__Brief__: Each line of the material should be output exactly as shown.

__Dataset records__:
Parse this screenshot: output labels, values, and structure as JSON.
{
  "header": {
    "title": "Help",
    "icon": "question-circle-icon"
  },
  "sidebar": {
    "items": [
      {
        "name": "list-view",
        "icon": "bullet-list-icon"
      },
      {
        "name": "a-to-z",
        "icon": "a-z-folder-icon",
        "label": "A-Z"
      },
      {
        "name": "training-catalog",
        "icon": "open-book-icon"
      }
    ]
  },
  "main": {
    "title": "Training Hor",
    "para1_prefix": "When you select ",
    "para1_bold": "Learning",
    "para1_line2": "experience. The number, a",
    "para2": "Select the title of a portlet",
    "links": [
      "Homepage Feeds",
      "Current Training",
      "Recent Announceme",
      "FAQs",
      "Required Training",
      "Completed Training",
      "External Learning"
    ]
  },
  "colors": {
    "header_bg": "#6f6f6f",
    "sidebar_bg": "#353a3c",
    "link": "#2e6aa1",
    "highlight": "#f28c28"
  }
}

__Expected output__:
Parse this screenshot: output labels, values, and structure as JSON.
{
  "header": {
    "title": "Help",
    "icon": "question-circle-icon"
  },
  "sidebar": {
    "items": [
      {
        "name": "list-view",
        "icon": "bullet-list-icon"
      },
      {
        "name": "a-to-z",
        "icon": "a-z-folder-icon",
        "label": "A-Z"
      },
      {
        "name": "training-catalog",
        "icon": "open-book-icon"
      }
    ]
  },
  "main": {
    "title": "Training Hor",
    "para1_prefix": "When you select ",
    "para1_bold": "Learning",
    "para1_line2": "experience. The number, a",
    "para2": "Select the title of a portlet",
    "links": [
      "Homepage Feeds",
      "Current Training",
      "Recent Announceme",
      "FAQs",
      "Required Training",
      "Completed Training",
      "External Learning"
    ]
  },
  "colors": {
    "header_bg": "#6f6f6f",
    "sidebar_bg": "#353a3c",
    "link": "#2e6aa1",
    "highlight": "#f28c28"
  }
}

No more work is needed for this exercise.